There seems to be a segment of Yankeesland angry over the signing of Brennan Boesch. I understand he had a terrible year last year and he is left-handed, but the anger is misplaced. It’s a small investment of $1.5-million and the Yankees can send him to the minors. And its important to remember that he is only 27 so there is a decent chance he rebounds from the .240/.286/.372 he hit last season.
Maybe the anger is more about the fact that the Yankees need to take a flier on a guy like Boesch. What the injuries to Granderson and Teixeira have exposed is how thin the Yankees are depth-wise. At this point it seems very likely that the Yankees will open the season with three guys they signed to minor league deals and two of them will be guys they signed in the past week. Unless another move is made, you have to think that Juan Rivera will open up at first with Ben Francisco and Boesch splitting time in right. It’s not exactly an optimal situation but there is not much else the Yankees can do.
So, Boesch may not be anything to get overly excited about, but at least the Yankees are gambling on a guy who isn’t over 30. The Yankees have taken a flier on a guy who could help right now and also provides some insurance if Travis Hafner breaks down. In addition, he is not eligible for free agency until 2016, so he provides a possible low-cost option for next year as well. Is an outfield of Boesch, Gardner and Ichiro something to drool over? Of course not, but it’s the probably the best the Yankees can do right now.
I speculated about this last weekend, but apparently Joe Girardi has made it official- Curtis Granderson will play center when he returns from his broken arm. It’s unfortunate because I don’t think Granderson is much of a center fielder anymore.
What surprised me about the article I linked to is the comment from Girardi saying he would play Mesa in center and Gardner in left if Mesa made the team. Mesa is certainly considered a very good defender, but so is Gardner. Maybe it’s simply a case of putting the rookie in the spot that makes him the most comfortable, but it doesn’t thrill me. A 2014 outfield of Gardner-Mesa-Ichiro might hit 30 homers between them. However, Gardner in center and a free agent in left would make a lot more sense.
Then again, Mesa needs to not only win the job in 2013, he needs to win it for 2014. We shall see.
According to reports Curtis Granderson has broken his forearm and will miss approximately ten weeks. That figure includes rehab, according to Jack Curry, but it means the Yankees will not have Granderson in the lineup until early May.
This is exactly the type of injury the Yankees really couldn’t afford to suffer. They simply don’t have a lot of depth in the upper levels of the system and their options in camp aren’t great. Perhaps the best one is Thomas Neal. Neal is 24 and hit .314/.400/.467 in AAA last year. Unless Melky Mesa or Zolio Almonte is ready to make the leap to the bigs, its hard to see how Juan Rivera or Matt Diaz would be a better option.

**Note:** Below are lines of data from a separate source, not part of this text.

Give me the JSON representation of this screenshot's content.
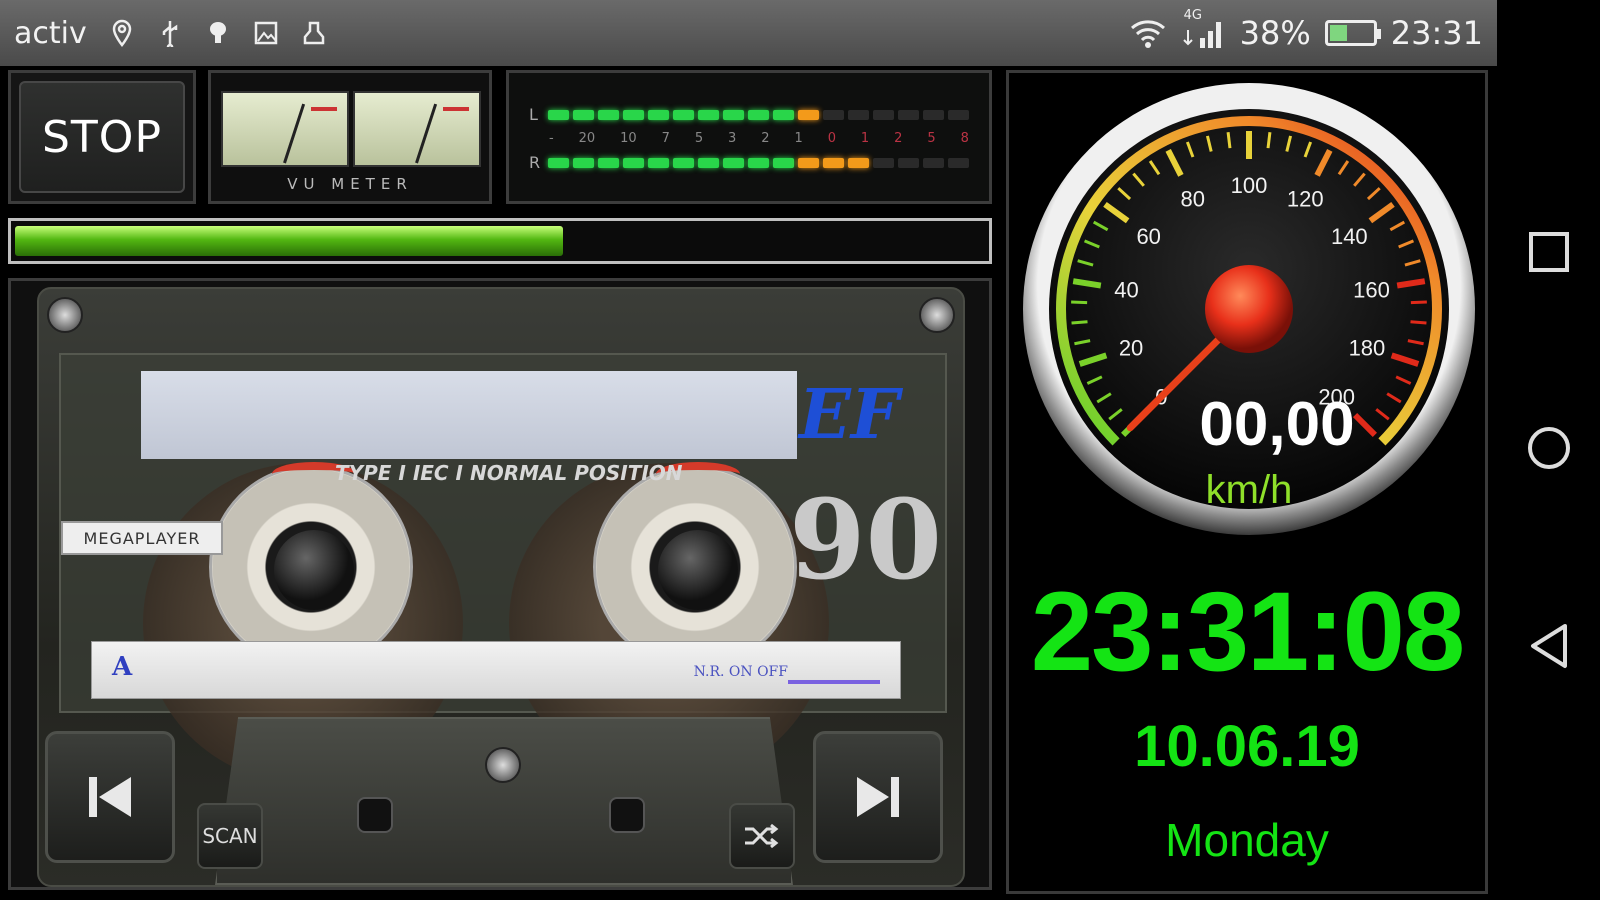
{
  "statusbar": {
    "carrier": "activ",
    "network": "4G",
    "battery_text": "38%",
    "battery_level": 0.38,
    "time": "23:31",
    "icons": [
      "location-icon",
      "usb-icon",
      "android-debug-icon",
      "image-icon",
      "cleaning-icon",
      "wifi-icon",
      "signal-icon",
      "battery-icon"
    ]
  },
  "player": {
    "stop_label": "STOP",
    "vu_label": "VU METER",
    "level_meter": {
      "channels": [
        "L",
        "R"
      ],
      "scale": [
        "-",
        "20",
        "10",
        "7",
        "5",
        "3",
        "2",
        "1",
        "0",
        "1",
        "2",
        "5",
        "8"
      ],
      "left_level": 11,
      "right_level": 13
    },
    "progress": 0.56
  },
  "cassette": {
    "brand_logo": "EF",
    "type_text": "TYPE I IEC I NORMAL POSITION",
    "length": "90",
    "sticker": "MEGAPLAYER",
    "side": "A",
    "nr_text": "N.R. ON OFF",
    "scan_label": "SCAN"
  },
  "speedometer": {
    "speed": "00,00",
    "unit": "km/h",
    "ticks": [
      "0",
      "20",
      "40",
      "60",
      "80",
      "100",
      "120",
      "140",
      "160",
      "180",
      "200"
    ],
    "value": 0
  },
  "clock": {
    "time": "23:31:08",
    "date": "10.06.19",
    "day": "Monday"
  },
  "colors": {
    "clock_green": "#14e414",
    "progress_green": "#53b812",
    "level_green": "#29d64a",
    "level_orange": "#f39a1a",
    "logo_blue": "#1e4fd6",
    "needle_red": "#e8401a"
  }
}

In addition, this probably puts an end to the idea of Granderson in leftfield. Without the benefit of practicing the position in spring training, I can’t see the Yankees throwing him out there in the middle of the season. So, I would expect Gardner to play center until Curtis returns.
Local columnists aside, I can’t think anyone who has paid attention to the Yankees over the past few years is surprised at the news that the Yankees are moving Brett Gardner to center and Curtis Granderson to left. Granderson hasn’t looked great in the field the past few years and fielding stats back that impression up. His range factor was 10th in the AL. His UZR was an abysmal -17.8. Compare that to Brett Gardner who had amazing back-to-back UZR’s above 20 in 2010 and 2011 and had the second-highest range factor in the AL in 2011. (He only played 85 innings in the field in 2012, so I ignored those numbers.) Gardner is clearly the better fielder and moving him to center makes baseball sense.
But it also makes business sense. Granderson will be a free agent next season and there is a big price difference between a 40-home run centerfielder and a 40-home run leftfielder. By putting Granderson in left, the Yankees reduce his potential price tag, which might just allow them to keep him after 2013. (We can debate whether or not they will want to later.)
So, the Yankees improve their team and they improve their business potential, that’s a win-win in my book. Of course Granderson is the loser in all of this. By doing this the Yankees put a dent in his price tag and they force him to learn the toughest outfield position in Yankee Stadium. Granderson is not the type to complain, but I can’t imagine he is happy about any of this.